Monday, April 13, 2015

The Greatest Setback for Cancer Research Is Obamacare

Stephen Moore writes:
The reason cancer deaths have been on the rise over the last half century is because other maladies have been largely eradicated. People used to die of typhoid fever, tuberculosis, influenza, and bronchitis—all diseases that were major killers and of children. Cancer is often an old age/degenerative disease. Alas, you have to die of something. A century ago, cancer and heart disease were the cause of about one-quarter of all deaths. Today, they account for approximately 40 percent of all deaths. One American every minute of every day is a cancer casualty.

But the all-important age-adjusted death rate from cancer is falling in the United States and much of the rest of the world. For any particular age group—particularly the young—cancer is less a threat than before. This is true of many types of cancer, including leukemia—which is a killer of children. The most impressive strides have been made in reducing cancer deaths for women. The age-standardized death rate for women from breast cancer has fallen by one-third since the 1980s.

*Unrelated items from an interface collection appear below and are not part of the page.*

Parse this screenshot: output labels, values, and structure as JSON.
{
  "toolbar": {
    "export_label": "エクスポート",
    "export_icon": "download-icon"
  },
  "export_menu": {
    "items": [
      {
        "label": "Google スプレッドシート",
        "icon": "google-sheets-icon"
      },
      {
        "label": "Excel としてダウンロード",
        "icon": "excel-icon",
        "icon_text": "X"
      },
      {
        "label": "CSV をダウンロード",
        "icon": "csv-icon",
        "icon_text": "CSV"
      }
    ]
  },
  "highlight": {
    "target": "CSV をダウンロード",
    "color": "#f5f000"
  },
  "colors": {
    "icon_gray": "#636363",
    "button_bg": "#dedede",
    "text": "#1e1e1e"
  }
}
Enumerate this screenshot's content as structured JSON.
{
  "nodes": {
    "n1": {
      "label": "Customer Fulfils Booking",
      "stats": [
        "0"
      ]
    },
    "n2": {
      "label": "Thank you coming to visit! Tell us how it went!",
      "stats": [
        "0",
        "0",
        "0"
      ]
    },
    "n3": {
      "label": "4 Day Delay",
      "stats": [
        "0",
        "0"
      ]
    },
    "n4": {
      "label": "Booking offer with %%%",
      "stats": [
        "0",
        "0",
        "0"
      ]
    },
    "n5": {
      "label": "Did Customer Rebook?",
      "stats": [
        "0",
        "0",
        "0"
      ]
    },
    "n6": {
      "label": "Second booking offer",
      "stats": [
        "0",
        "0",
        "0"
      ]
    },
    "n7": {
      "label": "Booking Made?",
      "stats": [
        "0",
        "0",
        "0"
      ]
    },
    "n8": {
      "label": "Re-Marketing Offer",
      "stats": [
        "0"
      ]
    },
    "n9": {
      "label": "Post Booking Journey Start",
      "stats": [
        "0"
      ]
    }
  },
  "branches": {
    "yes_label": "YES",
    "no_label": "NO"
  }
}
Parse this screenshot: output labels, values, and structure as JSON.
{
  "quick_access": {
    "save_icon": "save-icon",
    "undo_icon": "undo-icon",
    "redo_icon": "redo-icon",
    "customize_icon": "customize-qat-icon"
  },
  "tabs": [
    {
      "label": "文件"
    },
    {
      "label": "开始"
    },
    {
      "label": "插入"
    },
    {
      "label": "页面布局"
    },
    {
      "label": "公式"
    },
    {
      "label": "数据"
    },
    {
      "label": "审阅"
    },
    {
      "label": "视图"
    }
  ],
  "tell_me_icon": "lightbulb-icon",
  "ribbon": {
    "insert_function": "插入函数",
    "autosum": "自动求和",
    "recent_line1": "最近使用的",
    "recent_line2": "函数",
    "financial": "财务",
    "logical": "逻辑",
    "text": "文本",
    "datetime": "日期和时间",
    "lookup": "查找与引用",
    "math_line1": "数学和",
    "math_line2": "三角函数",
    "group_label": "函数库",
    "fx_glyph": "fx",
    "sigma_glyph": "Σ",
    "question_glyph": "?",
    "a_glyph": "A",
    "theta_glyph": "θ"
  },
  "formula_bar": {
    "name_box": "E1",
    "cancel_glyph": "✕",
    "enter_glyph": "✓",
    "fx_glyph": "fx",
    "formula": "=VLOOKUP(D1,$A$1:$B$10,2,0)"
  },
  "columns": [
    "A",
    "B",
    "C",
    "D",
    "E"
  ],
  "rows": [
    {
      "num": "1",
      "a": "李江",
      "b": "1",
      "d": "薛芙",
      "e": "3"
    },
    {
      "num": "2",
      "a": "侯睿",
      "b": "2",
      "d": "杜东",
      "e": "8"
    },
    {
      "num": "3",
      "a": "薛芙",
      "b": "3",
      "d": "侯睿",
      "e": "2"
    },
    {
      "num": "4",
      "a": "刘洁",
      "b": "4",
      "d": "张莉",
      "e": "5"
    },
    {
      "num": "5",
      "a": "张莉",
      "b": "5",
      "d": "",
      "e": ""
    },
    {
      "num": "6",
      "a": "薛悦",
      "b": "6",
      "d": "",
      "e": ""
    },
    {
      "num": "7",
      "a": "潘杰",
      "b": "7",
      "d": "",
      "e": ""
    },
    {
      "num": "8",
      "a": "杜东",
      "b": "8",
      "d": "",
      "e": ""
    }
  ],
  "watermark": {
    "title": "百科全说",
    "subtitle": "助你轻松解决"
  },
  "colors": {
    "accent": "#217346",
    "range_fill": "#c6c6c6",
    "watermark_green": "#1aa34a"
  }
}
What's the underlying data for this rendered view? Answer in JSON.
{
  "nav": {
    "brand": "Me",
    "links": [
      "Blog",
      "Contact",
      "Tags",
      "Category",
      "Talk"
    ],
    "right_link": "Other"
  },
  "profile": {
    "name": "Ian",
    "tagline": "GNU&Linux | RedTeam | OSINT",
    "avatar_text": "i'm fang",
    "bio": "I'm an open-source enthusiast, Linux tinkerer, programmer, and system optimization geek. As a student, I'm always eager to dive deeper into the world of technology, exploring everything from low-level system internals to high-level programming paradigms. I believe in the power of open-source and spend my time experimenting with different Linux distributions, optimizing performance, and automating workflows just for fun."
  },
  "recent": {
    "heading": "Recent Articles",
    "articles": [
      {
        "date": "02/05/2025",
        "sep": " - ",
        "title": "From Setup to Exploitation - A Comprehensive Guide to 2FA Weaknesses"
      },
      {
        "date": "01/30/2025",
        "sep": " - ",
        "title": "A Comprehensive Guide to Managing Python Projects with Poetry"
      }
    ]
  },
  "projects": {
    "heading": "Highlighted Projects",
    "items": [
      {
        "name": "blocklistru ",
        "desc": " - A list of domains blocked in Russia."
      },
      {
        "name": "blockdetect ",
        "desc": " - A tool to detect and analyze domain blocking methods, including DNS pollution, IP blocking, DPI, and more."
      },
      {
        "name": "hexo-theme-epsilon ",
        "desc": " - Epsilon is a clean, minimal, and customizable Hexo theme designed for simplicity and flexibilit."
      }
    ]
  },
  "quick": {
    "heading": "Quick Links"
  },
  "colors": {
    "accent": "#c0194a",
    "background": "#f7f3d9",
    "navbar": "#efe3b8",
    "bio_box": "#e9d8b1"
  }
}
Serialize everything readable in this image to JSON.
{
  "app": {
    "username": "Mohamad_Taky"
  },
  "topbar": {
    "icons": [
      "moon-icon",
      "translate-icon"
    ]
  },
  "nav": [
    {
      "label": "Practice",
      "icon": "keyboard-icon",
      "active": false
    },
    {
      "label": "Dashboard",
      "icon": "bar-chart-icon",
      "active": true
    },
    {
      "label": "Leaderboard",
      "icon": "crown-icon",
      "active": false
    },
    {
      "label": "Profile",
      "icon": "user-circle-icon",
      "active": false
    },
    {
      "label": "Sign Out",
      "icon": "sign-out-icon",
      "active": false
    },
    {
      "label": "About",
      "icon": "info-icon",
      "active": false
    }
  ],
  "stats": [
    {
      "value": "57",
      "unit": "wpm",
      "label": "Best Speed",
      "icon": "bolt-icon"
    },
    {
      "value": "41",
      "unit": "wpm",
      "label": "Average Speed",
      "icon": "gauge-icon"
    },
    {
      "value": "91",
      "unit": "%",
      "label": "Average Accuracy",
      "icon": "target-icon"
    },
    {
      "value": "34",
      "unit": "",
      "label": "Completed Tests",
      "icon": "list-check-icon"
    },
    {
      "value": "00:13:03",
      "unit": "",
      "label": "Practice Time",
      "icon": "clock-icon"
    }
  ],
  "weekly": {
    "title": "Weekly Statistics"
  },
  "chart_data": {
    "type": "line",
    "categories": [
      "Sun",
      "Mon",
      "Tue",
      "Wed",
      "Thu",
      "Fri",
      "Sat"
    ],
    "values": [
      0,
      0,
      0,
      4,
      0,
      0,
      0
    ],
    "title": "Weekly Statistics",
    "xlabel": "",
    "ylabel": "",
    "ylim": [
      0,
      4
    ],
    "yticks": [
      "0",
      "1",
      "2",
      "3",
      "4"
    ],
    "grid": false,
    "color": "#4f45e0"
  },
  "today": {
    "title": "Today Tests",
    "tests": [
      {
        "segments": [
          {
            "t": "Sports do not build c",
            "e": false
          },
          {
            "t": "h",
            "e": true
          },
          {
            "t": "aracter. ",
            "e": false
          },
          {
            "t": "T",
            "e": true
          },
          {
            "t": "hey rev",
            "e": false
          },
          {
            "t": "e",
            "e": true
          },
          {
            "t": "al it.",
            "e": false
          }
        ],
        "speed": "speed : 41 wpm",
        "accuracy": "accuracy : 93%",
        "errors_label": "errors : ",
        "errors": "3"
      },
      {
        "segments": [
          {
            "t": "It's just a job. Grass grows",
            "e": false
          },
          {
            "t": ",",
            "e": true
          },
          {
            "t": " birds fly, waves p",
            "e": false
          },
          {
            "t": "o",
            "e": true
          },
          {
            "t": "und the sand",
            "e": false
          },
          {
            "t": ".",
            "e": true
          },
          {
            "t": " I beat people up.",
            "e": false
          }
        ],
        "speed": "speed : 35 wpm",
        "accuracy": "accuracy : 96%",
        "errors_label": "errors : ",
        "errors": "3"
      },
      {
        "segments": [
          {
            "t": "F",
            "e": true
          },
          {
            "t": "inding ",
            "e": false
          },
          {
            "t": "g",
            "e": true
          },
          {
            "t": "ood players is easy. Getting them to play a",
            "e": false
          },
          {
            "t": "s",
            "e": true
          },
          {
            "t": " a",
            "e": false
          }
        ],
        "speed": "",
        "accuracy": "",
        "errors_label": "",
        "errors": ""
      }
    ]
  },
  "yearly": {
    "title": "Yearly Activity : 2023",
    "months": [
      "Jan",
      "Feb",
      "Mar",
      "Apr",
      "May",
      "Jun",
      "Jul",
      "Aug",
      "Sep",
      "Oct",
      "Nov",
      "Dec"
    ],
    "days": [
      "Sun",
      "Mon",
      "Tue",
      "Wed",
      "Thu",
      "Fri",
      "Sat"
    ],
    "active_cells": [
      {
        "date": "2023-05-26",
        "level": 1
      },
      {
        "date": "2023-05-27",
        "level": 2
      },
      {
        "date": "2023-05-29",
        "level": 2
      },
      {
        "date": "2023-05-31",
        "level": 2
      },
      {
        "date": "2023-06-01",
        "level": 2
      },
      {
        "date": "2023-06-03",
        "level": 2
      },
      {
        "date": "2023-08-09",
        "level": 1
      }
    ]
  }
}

One of the prevalent myths about cancer is that environmental factors—such as air pollution—have caused a cancer epidemic.  The truth is that improvements in air and water quality over the past 30 years have contributed to the decline in cancer death rates.

Another myth is that the decline in cancer deaths is happening for the “haves” but not the “have nots.” The film’s experts make a politically correct call for universal health care as a way to treat cancer. The poor are not getting treatments, we are led to believe. But cancer rates for everyone—the young and the old, the rich and the poor, blacks and whites, men and women. Yes, minorities and blacks have higher rates of cancer deaths than whites and wealthy Americans. But for many types of cancer, the rate of death of cancer is falling faster for minorities than for whites. For whites, the survival rate for cancer is up from 39 percent in 1960–63 to about 69 percent now. For blacks the probability of survival has roughly risen from one in four in the early 1960s to 60 percent today.   The cancer gap is shrinking....

the greatest setback for cancer research and wonder treatments in modern times is Obamacare. That dismal law puts new taxes on the next generation of life-saving drugs, vaccines and medical devices. It may be the dumbest tax in history. Mr. President, if you want more of something, you don’t raise taxes on it, you cut them. Repealing these taxes is one small step Washington could take to accelerate the race for the cure and save millions of lives each year. What are we waiting for?

1 comment:

  1. The dysfunctional payment structure in healthcare where doctor and patient no longer negotiate services and payment directly and results in medical professionals focusing on the pot of gold at the end of the medicare/medicaid/insurance policy rainbow rather than their patient has not been changed by Obamacare nor noticed by Moore. Removing new taxes that Obamacare places on "drugs, vaccines, and medical devices" will not change this dysfunction. Nor will it improve healthcare. But it might funnel more dollars to special interest groups in the "research" industry which have provided nothing other than that fear-inducing phrase: You've got cancer!" Despite Moore's use of statistics and politicized catch phrases (age-related-death-rate) there is no proof that any of the government funded cancer research has been life enhancing. Moore should either shut up or constantly, repeatedly, emphatically call for a complete separation of healthcare from government.